> What is required
Report every line of the data where the string "department" appears.

*** Information shown ***

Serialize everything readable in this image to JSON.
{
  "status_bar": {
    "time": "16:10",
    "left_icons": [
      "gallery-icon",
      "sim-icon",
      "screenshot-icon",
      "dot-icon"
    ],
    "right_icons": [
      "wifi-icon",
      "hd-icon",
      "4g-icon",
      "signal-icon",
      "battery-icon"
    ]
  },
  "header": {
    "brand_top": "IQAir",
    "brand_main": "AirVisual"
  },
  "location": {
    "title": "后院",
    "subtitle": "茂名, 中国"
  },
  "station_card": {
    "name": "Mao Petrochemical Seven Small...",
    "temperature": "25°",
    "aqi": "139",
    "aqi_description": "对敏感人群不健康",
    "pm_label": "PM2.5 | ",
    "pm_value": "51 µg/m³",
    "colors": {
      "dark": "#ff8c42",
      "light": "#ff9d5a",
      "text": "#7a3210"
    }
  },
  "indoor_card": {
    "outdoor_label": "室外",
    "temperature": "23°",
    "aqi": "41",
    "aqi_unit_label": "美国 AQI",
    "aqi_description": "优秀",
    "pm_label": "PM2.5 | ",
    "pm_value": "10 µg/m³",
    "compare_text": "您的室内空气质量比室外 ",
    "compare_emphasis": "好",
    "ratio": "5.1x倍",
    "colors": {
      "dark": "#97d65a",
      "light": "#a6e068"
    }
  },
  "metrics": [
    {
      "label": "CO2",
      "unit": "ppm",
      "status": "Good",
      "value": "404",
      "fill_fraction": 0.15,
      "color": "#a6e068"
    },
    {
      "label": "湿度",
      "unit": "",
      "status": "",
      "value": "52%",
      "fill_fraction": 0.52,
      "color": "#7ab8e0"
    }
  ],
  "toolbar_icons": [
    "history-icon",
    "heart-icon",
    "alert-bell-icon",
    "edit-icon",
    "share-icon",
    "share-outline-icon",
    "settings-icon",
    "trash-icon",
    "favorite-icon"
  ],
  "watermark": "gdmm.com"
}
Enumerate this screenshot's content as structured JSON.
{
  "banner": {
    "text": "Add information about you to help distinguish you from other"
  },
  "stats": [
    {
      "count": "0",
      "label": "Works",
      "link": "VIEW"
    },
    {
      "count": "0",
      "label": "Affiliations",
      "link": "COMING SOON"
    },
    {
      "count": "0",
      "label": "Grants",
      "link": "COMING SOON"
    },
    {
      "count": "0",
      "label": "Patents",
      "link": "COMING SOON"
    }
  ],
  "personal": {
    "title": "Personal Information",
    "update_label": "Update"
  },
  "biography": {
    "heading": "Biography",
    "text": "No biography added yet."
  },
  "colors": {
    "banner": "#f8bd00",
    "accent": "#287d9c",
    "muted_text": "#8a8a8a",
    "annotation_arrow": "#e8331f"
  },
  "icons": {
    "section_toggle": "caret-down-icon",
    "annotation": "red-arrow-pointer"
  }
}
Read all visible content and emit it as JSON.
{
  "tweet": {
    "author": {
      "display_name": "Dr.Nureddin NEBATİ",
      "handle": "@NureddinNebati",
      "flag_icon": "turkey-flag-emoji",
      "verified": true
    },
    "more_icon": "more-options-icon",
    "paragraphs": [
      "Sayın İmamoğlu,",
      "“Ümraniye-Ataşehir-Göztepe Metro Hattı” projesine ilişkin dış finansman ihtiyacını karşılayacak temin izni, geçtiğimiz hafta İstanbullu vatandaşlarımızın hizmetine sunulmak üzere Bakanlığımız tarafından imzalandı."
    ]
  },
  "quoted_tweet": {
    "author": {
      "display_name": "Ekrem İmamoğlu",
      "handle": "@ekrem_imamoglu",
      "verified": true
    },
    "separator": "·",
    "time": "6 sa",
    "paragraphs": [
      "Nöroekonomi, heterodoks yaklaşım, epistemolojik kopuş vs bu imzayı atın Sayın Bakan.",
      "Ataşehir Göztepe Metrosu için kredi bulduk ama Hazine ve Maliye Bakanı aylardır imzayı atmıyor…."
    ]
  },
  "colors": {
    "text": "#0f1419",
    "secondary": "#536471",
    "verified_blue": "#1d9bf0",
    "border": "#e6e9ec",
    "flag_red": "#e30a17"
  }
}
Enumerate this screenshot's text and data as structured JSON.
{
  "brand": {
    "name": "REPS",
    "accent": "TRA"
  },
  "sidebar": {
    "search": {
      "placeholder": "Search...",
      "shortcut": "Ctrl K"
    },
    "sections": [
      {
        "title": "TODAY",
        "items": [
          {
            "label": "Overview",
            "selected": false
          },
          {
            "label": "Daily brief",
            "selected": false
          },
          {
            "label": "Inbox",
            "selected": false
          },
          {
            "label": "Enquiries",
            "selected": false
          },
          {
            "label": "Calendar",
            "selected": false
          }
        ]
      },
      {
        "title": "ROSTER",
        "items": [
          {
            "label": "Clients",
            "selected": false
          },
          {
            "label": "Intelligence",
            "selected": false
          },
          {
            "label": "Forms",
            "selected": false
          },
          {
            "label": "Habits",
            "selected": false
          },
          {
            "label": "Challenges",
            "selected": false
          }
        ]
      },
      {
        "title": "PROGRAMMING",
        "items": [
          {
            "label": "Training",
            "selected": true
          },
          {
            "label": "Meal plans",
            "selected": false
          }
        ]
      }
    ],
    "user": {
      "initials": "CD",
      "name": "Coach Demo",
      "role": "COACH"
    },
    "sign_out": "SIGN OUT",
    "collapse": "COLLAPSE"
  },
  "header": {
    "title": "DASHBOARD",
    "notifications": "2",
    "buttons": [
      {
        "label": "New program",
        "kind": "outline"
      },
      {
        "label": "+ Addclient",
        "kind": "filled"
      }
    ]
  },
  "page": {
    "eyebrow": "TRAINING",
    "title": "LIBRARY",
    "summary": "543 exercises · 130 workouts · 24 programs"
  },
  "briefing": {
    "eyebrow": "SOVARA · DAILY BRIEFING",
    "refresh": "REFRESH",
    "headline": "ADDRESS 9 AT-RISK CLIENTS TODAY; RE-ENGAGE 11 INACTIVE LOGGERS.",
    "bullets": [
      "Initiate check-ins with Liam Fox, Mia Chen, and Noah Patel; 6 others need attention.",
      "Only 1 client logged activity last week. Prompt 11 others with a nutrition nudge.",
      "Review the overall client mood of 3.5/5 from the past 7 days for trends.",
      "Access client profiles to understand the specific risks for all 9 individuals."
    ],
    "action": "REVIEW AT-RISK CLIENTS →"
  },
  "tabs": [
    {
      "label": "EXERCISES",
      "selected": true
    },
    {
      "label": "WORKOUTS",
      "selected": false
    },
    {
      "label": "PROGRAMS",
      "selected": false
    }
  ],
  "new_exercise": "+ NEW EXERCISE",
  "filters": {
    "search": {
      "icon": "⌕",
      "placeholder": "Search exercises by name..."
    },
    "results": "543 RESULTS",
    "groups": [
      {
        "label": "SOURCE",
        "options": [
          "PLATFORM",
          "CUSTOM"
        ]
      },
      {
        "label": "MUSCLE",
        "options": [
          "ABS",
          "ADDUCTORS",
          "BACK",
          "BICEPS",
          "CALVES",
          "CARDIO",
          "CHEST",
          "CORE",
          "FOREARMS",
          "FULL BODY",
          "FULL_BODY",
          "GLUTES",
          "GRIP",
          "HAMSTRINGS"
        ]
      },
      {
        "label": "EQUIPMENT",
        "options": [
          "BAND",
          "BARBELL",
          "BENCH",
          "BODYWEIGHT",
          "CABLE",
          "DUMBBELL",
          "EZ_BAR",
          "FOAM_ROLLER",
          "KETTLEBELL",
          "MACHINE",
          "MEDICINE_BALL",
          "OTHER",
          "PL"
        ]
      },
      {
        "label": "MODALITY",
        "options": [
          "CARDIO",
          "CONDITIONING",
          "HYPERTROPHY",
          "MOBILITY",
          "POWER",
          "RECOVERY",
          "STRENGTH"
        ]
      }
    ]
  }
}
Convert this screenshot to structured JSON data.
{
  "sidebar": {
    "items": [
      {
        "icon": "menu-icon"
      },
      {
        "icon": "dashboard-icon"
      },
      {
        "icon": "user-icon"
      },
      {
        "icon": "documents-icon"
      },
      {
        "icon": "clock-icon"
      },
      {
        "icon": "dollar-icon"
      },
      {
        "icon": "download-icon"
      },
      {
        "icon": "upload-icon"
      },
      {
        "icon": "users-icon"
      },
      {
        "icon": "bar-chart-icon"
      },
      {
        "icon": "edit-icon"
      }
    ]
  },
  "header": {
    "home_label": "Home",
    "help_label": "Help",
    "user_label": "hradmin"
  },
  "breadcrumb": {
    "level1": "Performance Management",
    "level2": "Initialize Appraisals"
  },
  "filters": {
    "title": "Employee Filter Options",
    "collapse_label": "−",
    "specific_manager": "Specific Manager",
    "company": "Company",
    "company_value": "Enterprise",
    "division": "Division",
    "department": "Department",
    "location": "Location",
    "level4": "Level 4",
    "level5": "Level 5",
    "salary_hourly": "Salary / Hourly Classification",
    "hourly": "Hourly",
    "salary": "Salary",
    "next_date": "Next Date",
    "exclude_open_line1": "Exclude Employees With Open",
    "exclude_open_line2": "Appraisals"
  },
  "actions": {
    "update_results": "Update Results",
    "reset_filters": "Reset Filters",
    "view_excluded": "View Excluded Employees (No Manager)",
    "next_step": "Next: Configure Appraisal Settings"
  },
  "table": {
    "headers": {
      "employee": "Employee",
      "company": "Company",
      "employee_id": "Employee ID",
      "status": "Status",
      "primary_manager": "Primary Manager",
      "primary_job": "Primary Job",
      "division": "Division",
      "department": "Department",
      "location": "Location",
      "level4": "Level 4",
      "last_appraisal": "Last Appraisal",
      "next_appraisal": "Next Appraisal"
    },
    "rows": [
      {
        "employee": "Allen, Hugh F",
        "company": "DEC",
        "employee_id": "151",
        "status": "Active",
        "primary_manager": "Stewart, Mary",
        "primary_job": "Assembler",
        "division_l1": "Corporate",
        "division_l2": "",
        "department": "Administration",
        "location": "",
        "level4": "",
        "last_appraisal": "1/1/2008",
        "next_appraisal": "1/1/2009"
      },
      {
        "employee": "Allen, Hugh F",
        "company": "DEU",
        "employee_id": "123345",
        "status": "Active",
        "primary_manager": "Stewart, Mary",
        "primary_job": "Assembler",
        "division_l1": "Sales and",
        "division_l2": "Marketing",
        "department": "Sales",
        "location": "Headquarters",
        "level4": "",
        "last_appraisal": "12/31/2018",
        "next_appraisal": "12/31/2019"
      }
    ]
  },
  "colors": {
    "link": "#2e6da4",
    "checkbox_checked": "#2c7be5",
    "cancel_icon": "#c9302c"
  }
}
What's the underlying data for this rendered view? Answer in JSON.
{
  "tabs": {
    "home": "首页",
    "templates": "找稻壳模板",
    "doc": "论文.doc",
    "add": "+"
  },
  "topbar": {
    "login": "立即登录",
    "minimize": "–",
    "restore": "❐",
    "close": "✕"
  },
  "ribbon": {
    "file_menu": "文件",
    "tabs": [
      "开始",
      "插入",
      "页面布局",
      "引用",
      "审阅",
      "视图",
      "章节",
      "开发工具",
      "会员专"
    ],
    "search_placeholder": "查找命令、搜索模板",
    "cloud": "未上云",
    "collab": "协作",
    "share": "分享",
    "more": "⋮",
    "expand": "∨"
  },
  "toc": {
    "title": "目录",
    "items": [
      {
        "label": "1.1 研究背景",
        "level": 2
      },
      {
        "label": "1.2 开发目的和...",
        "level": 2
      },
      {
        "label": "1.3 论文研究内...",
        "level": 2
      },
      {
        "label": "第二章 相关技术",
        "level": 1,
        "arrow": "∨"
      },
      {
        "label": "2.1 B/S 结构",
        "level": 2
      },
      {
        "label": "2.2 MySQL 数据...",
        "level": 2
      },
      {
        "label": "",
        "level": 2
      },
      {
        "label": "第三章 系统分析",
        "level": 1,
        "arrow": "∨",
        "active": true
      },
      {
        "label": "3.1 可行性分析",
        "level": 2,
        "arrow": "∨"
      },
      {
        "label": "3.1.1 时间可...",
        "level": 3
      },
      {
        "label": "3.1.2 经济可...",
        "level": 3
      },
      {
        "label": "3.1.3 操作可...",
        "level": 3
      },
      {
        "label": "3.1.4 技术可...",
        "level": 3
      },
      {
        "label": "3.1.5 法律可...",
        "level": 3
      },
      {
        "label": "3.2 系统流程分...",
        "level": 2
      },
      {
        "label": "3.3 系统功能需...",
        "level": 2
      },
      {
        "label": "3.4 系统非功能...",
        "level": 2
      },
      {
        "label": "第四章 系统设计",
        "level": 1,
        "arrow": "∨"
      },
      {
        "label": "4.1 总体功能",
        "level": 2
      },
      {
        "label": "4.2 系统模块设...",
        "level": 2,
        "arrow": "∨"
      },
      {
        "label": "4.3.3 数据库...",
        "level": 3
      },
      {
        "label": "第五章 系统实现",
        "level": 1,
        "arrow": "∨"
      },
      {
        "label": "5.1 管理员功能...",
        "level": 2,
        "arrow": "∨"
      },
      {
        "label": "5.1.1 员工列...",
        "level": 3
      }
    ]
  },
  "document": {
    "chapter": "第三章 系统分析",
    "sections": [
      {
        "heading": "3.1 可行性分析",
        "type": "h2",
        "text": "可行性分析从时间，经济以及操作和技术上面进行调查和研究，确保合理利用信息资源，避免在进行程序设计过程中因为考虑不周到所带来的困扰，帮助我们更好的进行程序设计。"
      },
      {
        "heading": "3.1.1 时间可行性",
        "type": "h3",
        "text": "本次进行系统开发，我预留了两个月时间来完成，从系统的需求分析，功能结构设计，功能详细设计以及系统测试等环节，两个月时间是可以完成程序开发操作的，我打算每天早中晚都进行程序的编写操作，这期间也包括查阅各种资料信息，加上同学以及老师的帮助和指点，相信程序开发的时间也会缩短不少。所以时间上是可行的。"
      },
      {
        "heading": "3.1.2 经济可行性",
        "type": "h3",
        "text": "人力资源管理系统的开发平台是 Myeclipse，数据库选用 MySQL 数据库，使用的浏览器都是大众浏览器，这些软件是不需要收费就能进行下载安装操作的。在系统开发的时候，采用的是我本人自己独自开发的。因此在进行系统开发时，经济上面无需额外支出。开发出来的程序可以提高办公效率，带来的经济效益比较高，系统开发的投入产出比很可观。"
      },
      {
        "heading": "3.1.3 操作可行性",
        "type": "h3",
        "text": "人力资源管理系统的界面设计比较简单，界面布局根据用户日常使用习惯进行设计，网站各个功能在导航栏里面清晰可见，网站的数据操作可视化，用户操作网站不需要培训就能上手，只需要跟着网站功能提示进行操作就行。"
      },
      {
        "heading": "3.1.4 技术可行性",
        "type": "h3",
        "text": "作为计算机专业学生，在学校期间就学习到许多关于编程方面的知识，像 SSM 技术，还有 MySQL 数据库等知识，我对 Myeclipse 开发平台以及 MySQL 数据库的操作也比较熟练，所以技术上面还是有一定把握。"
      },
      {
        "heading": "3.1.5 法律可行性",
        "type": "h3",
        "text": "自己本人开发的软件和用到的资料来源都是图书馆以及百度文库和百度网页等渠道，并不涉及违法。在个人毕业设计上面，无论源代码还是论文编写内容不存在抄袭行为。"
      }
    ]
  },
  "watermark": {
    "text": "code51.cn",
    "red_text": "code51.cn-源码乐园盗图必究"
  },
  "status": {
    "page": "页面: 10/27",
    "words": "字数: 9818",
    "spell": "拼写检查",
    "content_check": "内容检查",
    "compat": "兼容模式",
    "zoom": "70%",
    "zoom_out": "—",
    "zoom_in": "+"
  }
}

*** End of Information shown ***

> Result of this task
    "department": "Department",
      "department": "Department",
        "department": "Administration",
        "department": "Sales",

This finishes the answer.